Task brief: Word for word, write out the entries that follow, omitting all pictures.

═══ Data shown ═══

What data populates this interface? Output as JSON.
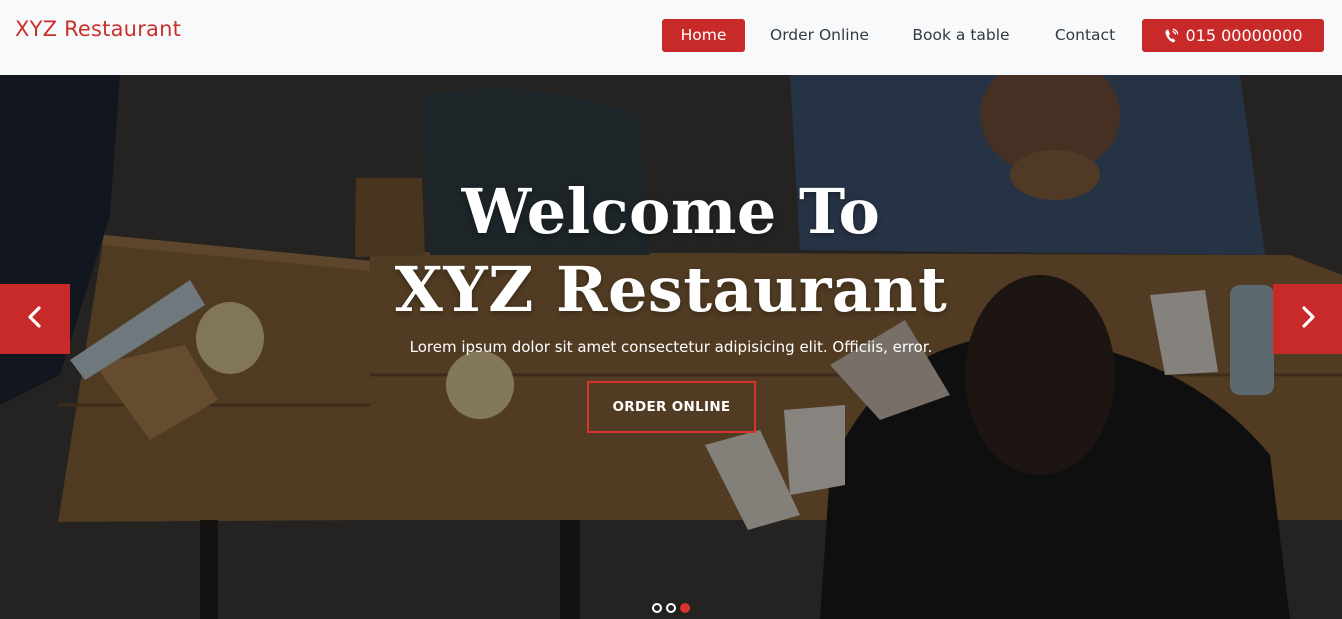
{
  "brand": {
    "name": "XYZ Restaurant",
    "color": "#c9302c"
  },
  "nav": {
    "items": [
      {
        "label": "Home",
        "active": true
      },
      {
        "label": "Order Online",
        "active": false
      },
      {
        "label": "Book a table",
        "active": false
      },
      {
        "label": "Contact",
        "active": false
      }
    ],
    "phone": {
      "icon": "phone-volume-icon",
      "label": "015 00000000"
    }
  },
  "hero": {
    "title_line1": "Welcome To",
    "title_line2": "XYZ Restaurant",
    "subtitle": "Lorem ipsum dolor sit amet consectetur adipisicing elit. Officiis, error.",
    "cta_label": "ORDER ONLINE",
    "prev_icon": "chevron-left-icon",
    "next_icon": "chevron-right-icon",
    "slides": 3,
    "active_slide": 3
  },
  "colors": {
    "accent": "#c82a2a",
    "navbar_bg": "#f8f9fa",
    "nav_text": "#343a40"
  }
}
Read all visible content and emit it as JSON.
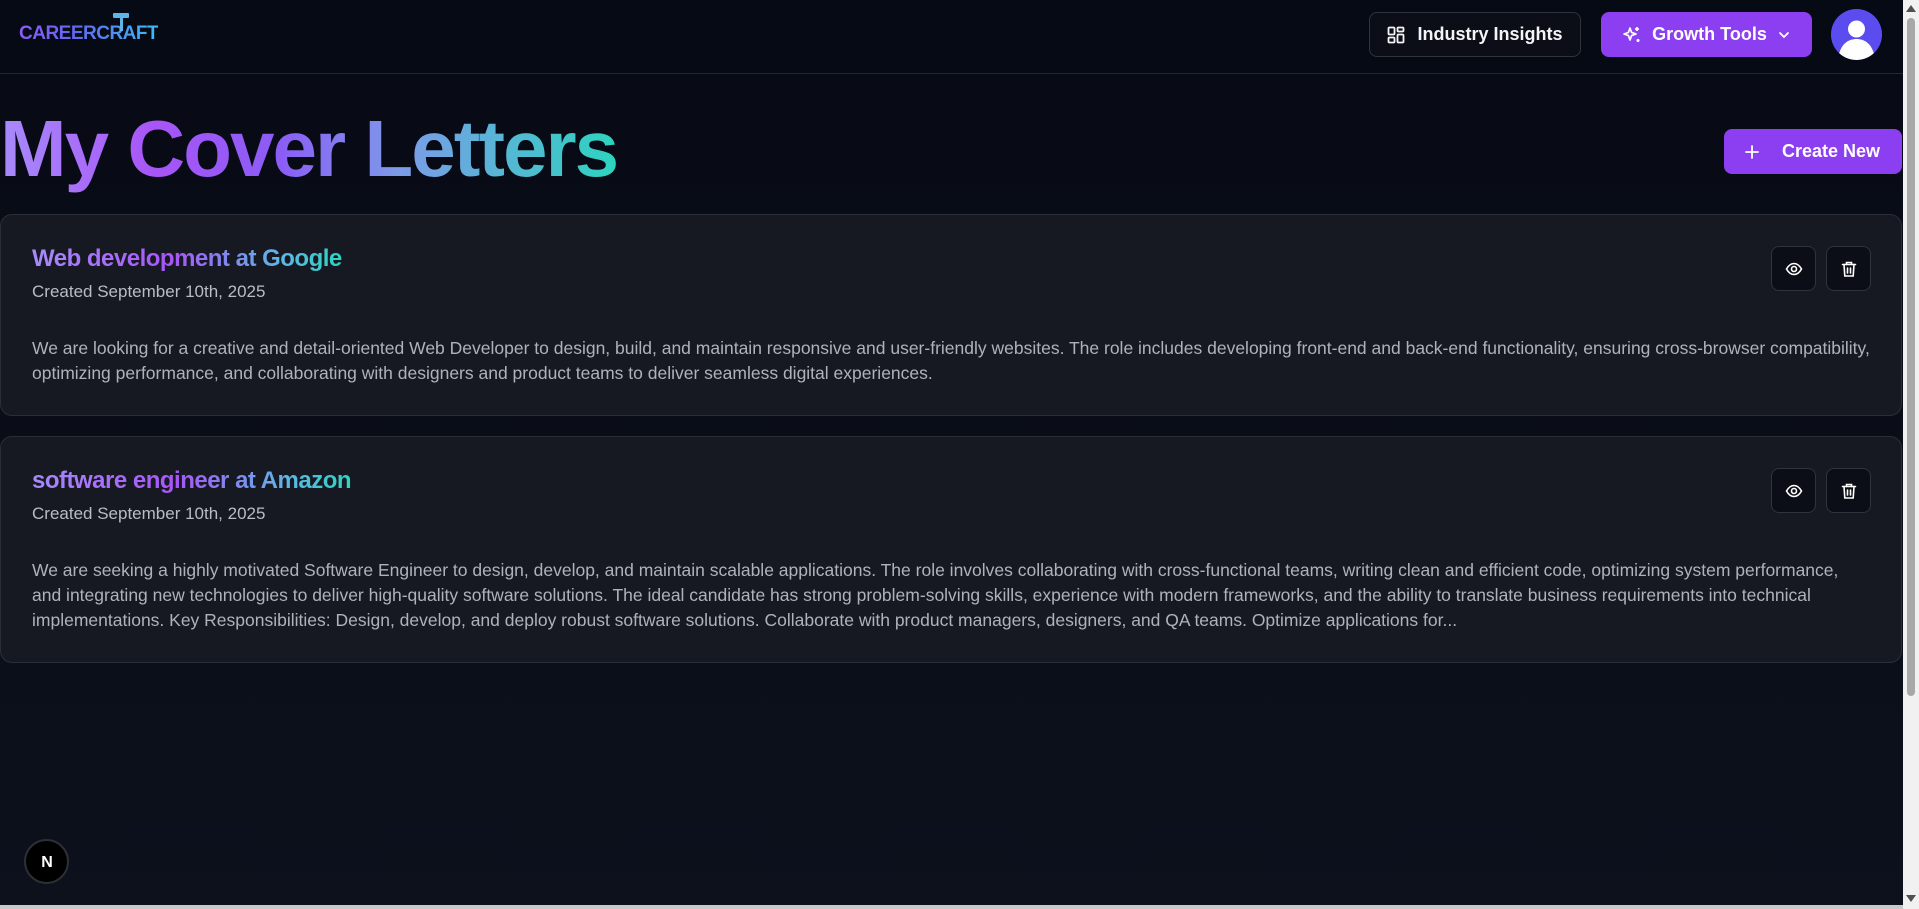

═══

Answer to the problem:
What data populates this interface? Output as JSON.
{
  "brand": {
    "name": "XYZ Restaurant",
    "color": "#c9302c"
  },
  "nav": {
    "items": [
      {
        "label": "Home",
        "active": true
      },
      {
        "label": "Order Online",
        "active": false
      },
      {
        "label": "Book a table",
        "active": false
      },
      {
        "label": "Contact",
        "active": false
      }
    ],
    "phone": {
      "icon": "phone-volume-icon",
      "label": "015 00000000"
    }
  },
  "hero": {
    "title_line1": "Welcome To",
    "title_line2": "XYZ Restaurant",
    "subtitle": "Lorem ipsum dolor sit amet consectetur adipisicing elit. Officiis, error.",
    "cta_label": "ORDER ONLINE",
    "prev_icon": "chevron-left-icon",
    "next_icon": "chevron-right-icon",
    "slides": 3,
    "active_slide": 3
  },
  "colors": {
    "accent": "#c82a2a",
    "navbar_bg": "#f8f9fa",
    "nav_text": "#343a40"
  }
}
Read all visible content and emit it as JSON.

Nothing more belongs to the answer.